In the history of the league, only three goalies played in at least 70 games in a season and finished a save percentage higher than .930.
Bernie Parent did it in 1973-74 with the Flyers, Dominik Hasek in 1997-98 with the Sabres, and Luogno in 2003-04 with the Panthers. Parent and Hasek both won the Vezina Trophy in their seasons. Loungo finished in third behind Martin Brodeur and Miikka Kiprusoff.
This isn’t meant to be a knock on Brodeur, but he finished that year with .917 save percentage while playing behind a vastly superior team. It was a reputation win and nothing more.
2015-16 Norris Trophy
1. Drew Doughty, Kings (1,254 points)
2. Erik Karlsson, Senators (1,020)
3. Brent Burns, Sharks (619)
4. Kris Letang, Penguins (587)
5. Roman Josi, Predators (120)
The two best defensemen in the NHL for the past five years have been Erik Karlsson and Drew Doughty. When it comes to ranking them, it probably depends on your preferred style of play. Doughty is more of the shutdown type defenseman, and he is the best one going in the league today. Karlsson is the most prolific offensive defenseman the league has seen since, well, probably the days of Bobby Orr.

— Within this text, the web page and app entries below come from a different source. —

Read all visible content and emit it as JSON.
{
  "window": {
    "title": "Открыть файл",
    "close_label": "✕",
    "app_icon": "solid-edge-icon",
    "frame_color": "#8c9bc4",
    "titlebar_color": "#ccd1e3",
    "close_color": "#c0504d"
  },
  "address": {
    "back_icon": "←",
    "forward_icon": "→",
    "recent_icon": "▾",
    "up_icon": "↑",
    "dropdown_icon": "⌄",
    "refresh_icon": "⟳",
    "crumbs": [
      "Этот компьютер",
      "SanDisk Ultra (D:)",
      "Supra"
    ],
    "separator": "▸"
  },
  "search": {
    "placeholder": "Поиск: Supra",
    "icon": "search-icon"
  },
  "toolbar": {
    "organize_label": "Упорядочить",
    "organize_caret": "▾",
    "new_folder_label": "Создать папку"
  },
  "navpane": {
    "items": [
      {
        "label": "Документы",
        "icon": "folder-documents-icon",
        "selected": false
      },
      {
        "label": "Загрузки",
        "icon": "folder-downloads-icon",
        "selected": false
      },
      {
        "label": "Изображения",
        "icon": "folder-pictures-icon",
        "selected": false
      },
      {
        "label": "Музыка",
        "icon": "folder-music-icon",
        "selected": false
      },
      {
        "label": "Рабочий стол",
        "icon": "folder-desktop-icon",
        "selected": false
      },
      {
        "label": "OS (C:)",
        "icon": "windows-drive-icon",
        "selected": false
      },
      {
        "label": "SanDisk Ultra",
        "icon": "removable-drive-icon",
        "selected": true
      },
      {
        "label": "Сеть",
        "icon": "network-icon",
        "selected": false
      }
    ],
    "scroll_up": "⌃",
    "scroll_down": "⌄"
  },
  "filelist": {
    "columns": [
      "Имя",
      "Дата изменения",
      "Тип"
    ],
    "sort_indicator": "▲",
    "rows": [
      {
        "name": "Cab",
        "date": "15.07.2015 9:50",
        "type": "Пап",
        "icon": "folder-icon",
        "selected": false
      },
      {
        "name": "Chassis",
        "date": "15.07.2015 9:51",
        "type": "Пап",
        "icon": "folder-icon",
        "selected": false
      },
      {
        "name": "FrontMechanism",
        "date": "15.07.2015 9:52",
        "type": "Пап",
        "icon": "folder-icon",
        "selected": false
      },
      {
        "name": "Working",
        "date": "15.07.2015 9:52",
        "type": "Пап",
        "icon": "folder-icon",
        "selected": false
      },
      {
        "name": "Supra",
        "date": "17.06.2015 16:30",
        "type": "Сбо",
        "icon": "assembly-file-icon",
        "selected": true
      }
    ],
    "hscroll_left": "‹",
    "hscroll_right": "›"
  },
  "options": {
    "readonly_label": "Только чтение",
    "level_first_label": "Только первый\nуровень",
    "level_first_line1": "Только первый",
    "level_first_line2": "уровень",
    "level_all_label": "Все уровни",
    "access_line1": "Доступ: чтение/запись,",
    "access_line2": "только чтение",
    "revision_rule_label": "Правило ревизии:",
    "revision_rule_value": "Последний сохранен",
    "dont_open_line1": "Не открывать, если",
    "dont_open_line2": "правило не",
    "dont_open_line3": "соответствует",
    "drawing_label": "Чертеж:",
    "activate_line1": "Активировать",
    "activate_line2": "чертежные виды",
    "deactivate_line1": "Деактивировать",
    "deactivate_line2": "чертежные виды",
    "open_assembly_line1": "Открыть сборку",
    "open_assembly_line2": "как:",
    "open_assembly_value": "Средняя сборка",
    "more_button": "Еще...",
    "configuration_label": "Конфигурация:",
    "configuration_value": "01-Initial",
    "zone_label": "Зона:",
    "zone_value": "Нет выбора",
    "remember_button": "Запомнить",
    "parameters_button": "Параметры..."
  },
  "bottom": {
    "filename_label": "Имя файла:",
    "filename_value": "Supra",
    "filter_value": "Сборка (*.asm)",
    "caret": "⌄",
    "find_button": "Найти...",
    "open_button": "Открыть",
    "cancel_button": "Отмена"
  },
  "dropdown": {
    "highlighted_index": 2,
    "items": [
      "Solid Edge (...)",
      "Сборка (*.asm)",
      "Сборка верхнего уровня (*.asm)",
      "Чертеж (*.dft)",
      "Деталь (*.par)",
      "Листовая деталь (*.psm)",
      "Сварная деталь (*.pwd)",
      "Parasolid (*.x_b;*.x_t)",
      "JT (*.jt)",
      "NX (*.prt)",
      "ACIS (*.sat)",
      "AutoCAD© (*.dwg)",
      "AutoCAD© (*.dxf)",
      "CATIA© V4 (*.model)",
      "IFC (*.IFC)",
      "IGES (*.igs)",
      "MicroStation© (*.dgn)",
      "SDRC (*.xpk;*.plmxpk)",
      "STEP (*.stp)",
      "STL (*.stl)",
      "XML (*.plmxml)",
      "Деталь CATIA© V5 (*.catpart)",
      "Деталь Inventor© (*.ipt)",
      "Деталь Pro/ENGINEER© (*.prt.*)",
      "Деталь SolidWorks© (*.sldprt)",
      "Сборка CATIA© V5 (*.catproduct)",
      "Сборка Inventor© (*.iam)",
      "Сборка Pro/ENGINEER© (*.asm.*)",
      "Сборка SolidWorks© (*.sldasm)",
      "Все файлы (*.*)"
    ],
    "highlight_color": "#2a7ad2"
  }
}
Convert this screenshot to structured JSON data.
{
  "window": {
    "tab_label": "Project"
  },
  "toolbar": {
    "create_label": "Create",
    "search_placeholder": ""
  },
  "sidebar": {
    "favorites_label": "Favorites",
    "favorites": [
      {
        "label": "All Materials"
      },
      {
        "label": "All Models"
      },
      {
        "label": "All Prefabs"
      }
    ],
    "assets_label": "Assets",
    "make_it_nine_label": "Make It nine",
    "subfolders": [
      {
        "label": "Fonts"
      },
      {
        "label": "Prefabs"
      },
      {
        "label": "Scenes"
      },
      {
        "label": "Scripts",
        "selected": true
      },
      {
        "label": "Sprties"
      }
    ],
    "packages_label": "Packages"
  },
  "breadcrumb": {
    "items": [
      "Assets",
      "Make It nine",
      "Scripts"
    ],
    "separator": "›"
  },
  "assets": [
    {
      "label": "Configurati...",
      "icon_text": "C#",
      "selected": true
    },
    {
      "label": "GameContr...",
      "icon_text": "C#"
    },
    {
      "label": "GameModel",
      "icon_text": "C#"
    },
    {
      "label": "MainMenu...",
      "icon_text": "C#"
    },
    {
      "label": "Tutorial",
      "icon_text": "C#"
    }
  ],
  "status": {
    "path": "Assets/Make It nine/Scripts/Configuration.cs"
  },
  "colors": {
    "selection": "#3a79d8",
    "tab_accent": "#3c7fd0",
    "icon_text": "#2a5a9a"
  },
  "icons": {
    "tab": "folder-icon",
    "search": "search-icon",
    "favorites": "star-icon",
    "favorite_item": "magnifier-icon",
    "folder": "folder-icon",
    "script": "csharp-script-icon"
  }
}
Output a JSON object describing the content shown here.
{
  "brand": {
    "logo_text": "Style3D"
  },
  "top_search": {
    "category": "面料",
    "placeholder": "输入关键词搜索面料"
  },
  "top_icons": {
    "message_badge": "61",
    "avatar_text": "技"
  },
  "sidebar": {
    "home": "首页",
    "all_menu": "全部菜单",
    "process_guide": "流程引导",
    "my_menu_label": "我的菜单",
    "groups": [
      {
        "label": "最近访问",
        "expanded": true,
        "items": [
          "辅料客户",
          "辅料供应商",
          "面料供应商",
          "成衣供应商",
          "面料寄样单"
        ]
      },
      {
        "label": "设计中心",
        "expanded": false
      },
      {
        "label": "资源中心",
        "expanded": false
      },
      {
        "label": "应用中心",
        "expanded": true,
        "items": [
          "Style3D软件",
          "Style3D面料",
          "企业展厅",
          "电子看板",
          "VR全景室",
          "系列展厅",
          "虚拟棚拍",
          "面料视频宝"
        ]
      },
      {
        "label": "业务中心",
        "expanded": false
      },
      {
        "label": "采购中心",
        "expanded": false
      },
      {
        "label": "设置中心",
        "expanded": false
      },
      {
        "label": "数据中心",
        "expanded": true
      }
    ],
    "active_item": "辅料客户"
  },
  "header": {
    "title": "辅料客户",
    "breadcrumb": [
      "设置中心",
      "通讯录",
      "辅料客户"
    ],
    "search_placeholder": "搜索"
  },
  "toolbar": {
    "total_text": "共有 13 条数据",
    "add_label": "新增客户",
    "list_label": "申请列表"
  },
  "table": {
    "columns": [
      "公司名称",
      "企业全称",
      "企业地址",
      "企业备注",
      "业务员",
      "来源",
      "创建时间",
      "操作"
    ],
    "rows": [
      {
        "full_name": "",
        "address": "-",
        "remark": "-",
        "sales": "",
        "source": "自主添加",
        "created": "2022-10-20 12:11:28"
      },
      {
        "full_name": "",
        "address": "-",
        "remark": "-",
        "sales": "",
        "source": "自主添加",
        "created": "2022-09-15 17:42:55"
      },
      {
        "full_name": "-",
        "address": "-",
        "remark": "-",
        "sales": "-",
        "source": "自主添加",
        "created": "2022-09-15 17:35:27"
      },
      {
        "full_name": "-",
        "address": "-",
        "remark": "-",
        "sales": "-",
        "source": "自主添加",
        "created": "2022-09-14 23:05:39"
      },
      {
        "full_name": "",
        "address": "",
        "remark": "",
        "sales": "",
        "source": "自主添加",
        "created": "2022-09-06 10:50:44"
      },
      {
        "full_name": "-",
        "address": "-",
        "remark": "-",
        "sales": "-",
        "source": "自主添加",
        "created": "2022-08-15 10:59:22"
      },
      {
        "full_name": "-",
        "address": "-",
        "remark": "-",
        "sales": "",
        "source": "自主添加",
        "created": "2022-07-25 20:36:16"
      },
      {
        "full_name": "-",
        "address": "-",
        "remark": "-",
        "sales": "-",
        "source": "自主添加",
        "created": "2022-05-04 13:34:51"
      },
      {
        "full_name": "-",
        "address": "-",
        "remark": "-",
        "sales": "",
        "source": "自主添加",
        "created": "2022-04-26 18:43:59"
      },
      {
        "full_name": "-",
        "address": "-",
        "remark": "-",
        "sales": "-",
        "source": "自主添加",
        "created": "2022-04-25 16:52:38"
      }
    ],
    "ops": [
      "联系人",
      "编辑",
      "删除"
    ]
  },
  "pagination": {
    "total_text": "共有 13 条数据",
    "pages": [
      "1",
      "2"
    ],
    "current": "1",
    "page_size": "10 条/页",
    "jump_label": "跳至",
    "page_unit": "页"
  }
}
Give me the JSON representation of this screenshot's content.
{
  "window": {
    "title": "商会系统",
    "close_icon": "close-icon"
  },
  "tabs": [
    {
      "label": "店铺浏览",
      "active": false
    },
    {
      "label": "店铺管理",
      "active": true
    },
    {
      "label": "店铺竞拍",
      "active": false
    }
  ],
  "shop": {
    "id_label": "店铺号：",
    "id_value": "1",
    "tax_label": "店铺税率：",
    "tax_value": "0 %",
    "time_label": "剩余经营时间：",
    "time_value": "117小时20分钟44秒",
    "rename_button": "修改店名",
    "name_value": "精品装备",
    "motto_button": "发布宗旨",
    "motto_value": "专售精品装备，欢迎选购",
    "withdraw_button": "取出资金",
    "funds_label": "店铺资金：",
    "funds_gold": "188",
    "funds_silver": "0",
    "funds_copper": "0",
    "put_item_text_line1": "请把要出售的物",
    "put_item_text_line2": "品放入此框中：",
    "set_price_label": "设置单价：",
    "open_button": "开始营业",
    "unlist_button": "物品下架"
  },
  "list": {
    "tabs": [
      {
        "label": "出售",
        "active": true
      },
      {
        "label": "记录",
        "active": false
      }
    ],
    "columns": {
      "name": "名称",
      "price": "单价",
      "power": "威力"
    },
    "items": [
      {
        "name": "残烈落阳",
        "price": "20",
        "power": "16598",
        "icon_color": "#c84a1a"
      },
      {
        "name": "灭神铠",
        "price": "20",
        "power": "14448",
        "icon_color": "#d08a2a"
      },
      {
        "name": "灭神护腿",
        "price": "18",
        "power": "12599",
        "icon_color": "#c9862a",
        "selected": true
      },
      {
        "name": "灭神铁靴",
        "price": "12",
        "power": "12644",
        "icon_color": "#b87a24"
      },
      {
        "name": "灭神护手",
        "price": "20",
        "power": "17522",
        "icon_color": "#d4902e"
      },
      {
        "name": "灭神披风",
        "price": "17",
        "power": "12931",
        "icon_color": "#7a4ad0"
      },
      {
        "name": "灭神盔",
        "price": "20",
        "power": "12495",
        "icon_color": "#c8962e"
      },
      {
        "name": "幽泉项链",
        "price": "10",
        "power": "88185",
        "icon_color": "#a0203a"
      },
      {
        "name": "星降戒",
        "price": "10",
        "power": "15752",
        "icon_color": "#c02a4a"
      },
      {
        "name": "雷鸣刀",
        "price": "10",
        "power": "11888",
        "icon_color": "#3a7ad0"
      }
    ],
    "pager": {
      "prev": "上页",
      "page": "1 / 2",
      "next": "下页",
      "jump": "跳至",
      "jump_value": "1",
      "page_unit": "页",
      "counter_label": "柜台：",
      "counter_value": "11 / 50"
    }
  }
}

Karlsson is already a two-time Norris Trophy winner and he probably should be a three-time winner after his 2015-16 season performance when he averaged a point per game, finished in the top four in the scoring race, led the league in assists, was on the ice for the second-most goals of any player in the NHL, and played more than 28 minutes per game. It was one of the most dominant seasons a defenseman has had in years. And it was not enough to win the Norris Trophy.
My biggest problem with this result: It seemed to be a foregone conclusion all season long that Doughty was going to win the award because it was “his time” or “overdue” or that it should have happened in previous seasons. And maybe it should have. But it shouldn’t have happened in this season.
It was basically a career achievement award for a player who was 26 years old and still in the prime of his career.